If he was going to have to spend the rest of the night minding a nutter, thought Korvel as the Doctor rattled on, at least it was going to be educational.


Shortly before first sunrise the Doctor fell asleep—lost his way in a sentence and just suddenly dropped off. Head full of facts about flowers, poetry (especially bad poetry, the Doctor had insisted), wooden spoons, dancing, padlocks, veiled brides, chocolate boxes, serenades, and something called an Eiffel Tower, Korvel welcomed the sudden silence.

But sooner than he expected, the bell rang that summoned him into the President’s private chambers.

“Good morning, Korvel,” she greeted him when he came in, and handed him a stack of datacubes. “Please send these out, and order a cup of tea, will you?
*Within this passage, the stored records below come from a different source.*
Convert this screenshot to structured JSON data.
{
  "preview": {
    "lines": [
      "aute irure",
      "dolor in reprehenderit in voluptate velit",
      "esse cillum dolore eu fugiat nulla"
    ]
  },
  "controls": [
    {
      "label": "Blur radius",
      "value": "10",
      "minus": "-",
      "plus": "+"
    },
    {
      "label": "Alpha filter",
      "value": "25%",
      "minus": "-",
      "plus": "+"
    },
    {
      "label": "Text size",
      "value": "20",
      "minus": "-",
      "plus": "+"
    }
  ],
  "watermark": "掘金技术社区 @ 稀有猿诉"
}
Add something for yourself and then you can take your break.”

“Thank you, ma’am,” he said. “I should let you know that there is a person to see you.”

“I see that,” she said, sounding amused, and Korvel turned in consternation to see that the intruder had not only woken up but had followed him in.

“Romana,” he said blearily. “I need to talk to you.”

Korvel tried to look uninvolved. “He’s been very insistent, ma’am. He said you would want to see him.”

“Of course I want to see him!” she said, then seemed to collect herself. “Thank you, Korvel. You may take your break now. Tell whomever relieves you to wait in the antechamber.”

“Yes, Madam President,” he said, and left.


“So what is it?” said Romana, when they were alone.

“I need to tell you something.”

“Yes, you said,” she said gently, realizing something was wrong. She took his arm and noted with surprise that he was remaining upright with some difficulty. “Look, you haven’t been drinking or something?”

“I have not. I have been being in-ter-ro-gated,” he said, lingering over the last word.

She instantly froze. As he was leaning on her he could feel her begin to tremble, as if she’d just run for hours.

“No no no, I’m all right, you see I’ve escaped. The important thing is I have to tell you that I love you.”

“Have they hurt you,” she said, hard and cold. “What have they done?”

He reached out a hand to her face. “Romana. Romana, look at me. Let’s sit down,” he said. They found their way to a seat together.

“I’m sorry, I shouldn’t have said, that was stupid of me,” he said.

“I am in control of myself,” she said. “But if you’ve been interrogated and you’re delirious…” Her grip on his arm tightened.

“Delirious!” He tried to sound totally dismissive. “I’m fine. Romana, listen, it was a truth serum. I got out before they even asked me anything. Look.” He raised his hands, visibly unmanacled. She took deep breaths as he went on, “Only it has a psychic effect which compels you to tell your most important secrets. Also it makes you a little…” He twirled a finger by his head.

“Loopy?” She laughed, a little hysterically. “I should think so. Oh, Doctor, don’t do this to me.”

“I’m sorry.” He paused. “Do you mean don’t remind you of—you know—or don’t come and see you, or don’t tell you I love you? Because I do, but now I’ve said it I think the psychic compulsion is letting up.”

“I mean don’t scare me like that. What you said—would you say it again? In your right mind?”

“I love you,” he answered immediately. “I always have and I still do. But you needn’t worry about not feeling the same way. I want to be your friend, if you’ll still let me; if you need an ally, I’ll try to help.”

He didn’t continue, because she had her arms around him, pulling him close to her. His face nestled into the crook of her neck. He’d never been so close to her in this body.

“You idiot,” she said passionately. “How could you think I didn’t want you?”

He made an inarticulate noise, which meant you left me in E-Space, and I didn’t rescue you quickly enough, and you locked your door.

“I’m not going to come away with you, but that doesn’t mean I don’t love you.”

“And I’ll never come back to Gallifrey,” he said softly. “But I’ll always come back to you.”

She pulled him into a kiss. When they broke away at last, she said, “Oh, before I forget.” She pulled out a communicator and opened a channel to her guards.

“Change of standing orders,” she said. “The Time Lord known as the Doctor to have permanent access to my rooms at all times.”

He smirked like the cat who’d got the cream. It was an obnoxious expression that she thought simply demanded to be dissolved in another kiss.

She just barely remembered to turn off her communicator first.